On the other side, the remaining witnesses argued that the current notice and takedown system hurts creators, who must vigilantly search for infringement online and request removal of infringing content through what they described as a highly burdensome “constant whack-a-mole” process which can require consulting legal counsel. They argued that this can result in less time for artistic endeavors and can compromise an already fragile income stream for creators. Both the visual musical artists testified that they had had such experiences. 

Members of the committee seemed similarly divided in their sympathies to the two camps. Some representatives expressed concern for the depressing effect that infringement could have on content creators’ income, and others focused on overzealous takedown notices and the negative impact that could have on add-on creators—such as YouTube personalities that rely on fair use to comment on culture—and internet users at large. 

Many of the stakeholders discussed whether technical solutions could go some of the way towards ameliorating the problems posed by Section 512, but disagreed over whether a technical solution was possible. Stakeholders and members of the committee emphasized the overwhelming amount of takedown notices the largest platforms like YouTube receive, as well as the imperfection of existing algorithms to correctly detect infringement on these platforms.  The representative from Public Knowledge echoed Authors Alliance’s concerns about the missing stakeholders at the hearing: internet users whose access to non-infringing content is disrupted when it is removed due to overzealous takedown notices as well as add-on creators whose speech is suppressed.

What’s Next?

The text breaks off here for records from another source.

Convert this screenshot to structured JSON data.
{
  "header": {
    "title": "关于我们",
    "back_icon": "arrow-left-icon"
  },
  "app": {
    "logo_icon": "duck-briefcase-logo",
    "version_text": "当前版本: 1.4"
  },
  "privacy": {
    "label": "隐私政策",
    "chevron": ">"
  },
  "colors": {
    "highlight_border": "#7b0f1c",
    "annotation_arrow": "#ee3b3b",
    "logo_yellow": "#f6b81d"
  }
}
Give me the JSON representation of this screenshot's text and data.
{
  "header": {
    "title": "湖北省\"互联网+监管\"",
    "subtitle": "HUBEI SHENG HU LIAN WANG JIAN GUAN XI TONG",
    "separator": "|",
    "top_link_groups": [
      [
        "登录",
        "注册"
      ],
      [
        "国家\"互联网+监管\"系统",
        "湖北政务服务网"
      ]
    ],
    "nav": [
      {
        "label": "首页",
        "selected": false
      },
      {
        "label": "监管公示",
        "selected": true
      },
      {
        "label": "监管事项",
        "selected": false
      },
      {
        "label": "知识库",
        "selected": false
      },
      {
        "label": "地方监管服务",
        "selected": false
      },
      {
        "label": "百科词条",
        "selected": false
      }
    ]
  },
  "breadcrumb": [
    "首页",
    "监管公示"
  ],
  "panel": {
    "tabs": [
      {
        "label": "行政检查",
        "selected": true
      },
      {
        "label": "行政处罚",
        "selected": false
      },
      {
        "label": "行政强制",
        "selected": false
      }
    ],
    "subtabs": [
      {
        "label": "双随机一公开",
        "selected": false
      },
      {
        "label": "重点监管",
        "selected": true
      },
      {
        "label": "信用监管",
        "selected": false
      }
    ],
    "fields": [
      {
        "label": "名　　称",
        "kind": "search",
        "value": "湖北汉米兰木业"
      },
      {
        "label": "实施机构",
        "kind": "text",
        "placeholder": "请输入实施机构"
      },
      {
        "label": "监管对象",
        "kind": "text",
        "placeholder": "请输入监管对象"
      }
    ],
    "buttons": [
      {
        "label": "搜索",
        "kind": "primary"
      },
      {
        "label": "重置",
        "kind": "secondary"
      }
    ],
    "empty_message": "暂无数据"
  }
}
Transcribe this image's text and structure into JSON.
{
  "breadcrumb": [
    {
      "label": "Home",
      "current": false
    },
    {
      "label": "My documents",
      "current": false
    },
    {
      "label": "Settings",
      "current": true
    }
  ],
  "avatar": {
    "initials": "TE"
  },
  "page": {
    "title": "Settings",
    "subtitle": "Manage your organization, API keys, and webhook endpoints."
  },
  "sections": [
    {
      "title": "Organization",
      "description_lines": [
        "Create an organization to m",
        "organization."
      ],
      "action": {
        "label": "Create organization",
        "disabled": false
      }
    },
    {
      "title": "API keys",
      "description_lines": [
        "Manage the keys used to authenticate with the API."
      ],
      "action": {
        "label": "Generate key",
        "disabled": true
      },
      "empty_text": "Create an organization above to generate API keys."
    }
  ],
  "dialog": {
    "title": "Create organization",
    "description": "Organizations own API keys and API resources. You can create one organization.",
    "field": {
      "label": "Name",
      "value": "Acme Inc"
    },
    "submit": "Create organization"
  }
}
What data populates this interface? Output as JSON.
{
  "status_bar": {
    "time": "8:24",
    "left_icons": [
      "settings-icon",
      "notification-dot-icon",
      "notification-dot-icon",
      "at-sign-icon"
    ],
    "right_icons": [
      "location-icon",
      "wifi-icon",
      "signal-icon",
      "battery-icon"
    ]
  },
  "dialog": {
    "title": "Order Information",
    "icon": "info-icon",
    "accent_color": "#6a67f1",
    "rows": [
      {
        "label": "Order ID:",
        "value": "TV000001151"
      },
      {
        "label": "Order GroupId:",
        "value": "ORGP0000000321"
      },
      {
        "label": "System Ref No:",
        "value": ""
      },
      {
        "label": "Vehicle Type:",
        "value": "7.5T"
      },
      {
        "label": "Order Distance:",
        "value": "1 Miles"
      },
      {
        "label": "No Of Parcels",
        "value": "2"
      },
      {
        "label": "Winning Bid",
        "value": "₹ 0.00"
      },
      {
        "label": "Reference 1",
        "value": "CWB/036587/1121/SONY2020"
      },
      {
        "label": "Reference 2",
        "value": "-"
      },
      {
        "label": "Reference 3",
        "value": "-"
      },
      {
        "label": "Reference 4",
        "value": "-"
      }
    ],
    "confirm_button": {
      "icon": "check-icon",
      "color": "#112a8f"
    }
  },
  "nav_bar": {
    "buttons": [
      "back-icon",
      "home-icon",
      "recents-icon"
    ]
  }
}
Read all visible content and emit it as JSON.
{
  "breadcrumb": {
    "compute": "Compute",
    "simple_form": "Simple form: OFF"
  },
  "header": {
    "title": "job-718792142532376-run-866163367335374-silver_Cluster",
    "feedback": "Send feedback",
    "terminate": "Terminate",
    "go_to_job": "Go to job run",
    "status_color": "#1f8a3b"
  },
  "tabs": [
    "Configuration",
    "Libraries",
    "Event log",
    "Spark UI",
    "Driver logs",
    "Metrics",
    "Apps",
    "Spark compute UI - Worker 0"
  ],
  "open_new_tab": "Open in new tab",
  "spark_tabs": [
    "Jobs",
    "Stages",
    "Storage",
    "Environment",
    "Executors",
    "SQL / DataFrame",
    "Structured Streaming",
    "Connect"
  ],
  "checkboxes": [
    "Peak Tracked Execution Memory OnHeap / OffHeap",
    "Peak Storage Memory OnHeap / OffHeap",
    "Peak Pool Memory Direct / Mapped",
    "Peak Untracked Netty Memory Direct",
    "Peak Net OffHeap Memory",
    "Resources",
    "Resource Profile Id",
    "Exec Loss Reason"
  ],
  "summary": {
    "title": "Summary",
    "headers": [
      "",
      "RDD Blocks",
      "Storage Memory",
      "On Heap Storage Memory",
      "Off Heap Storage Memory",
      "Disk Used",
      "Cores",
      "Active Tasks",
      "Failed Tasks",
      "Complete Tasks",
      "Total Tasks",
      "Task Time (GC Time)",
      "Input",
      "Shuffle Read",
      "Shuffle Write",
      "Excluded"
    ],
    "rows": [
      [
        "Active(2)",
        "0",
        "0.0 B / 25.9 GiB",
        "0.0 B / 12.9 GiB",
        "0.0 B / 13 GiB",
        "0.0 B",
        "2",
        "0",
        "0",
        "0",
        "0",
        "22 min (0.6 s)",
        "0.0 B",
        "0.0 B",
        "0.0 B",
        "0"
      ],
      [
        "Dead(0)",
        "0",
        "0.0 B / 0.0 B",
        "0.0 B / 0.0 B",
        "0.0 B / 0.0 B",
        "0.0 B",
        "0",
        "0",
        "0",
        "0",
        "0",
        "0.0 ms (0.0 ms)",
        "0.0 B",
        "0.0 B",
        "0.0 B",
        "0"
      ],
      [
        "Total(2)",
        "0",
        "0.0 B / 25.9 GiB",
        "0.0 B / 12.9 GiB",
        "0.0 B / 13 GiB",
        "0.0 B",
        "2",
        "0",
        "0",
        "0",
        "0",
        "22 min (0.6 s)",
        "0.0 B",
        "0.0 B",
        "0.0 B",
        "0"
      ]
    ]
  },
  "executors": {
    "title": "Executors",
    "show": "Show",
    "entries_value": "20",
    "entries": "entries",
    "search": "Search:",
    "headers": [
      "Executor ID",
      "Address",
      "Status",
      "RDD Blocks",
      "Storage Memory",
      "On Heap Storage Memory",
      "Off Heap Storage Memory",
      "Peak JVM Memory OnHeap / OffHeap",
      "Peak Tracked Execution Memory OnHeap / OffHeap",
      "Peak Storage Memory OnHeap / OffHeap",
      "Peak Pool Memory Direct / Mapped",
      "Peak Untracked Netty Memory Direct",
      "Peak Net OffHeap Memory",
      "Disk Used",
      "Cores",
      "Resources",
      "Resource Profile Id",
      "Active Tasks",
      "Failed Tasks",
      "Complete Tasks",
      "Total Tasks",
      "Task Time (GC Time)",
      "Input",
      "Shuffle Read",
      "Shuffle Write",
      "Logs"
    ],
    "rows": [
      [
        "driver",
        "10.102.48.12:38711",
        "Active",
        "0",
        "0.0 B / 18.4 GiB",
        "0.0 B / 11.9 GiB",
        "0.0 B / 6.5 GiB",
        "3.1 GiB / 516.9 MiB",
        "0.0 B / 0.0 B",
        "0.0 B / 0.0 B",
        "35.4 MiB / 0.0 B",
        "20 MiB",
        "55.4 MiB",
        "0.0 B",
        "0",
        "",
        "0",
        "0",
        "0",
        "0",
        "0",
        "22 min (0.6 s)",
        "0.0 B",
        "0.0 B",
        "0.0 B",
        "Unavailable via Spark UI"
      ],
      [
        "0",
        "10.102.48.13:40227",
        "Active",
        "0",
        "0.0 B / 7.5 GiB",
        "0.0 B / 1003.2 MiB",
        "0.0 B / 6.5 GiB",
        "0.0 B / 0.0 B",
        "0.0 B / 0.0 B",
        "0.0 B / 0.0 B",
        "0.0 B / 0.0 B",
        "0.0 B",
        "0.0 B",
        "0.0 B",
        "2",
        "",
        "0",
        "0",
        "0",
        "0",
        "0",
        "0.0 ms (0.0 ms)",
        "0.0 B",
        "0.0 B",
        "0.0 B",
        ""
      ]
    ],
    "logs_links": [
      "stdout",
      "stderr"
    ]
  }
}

Senate and House Committees are continuing to review the provisions of the Digital Millennium Copyright Act with an eye towards proposing reforms. We will keep readers informed about major developments. Recently, the Copyright Office also launched a new website on the DMCA and its key provisions, including Section 512. For more information, watch the full hearing and read written testimony on the House Judiciary Committee’s website.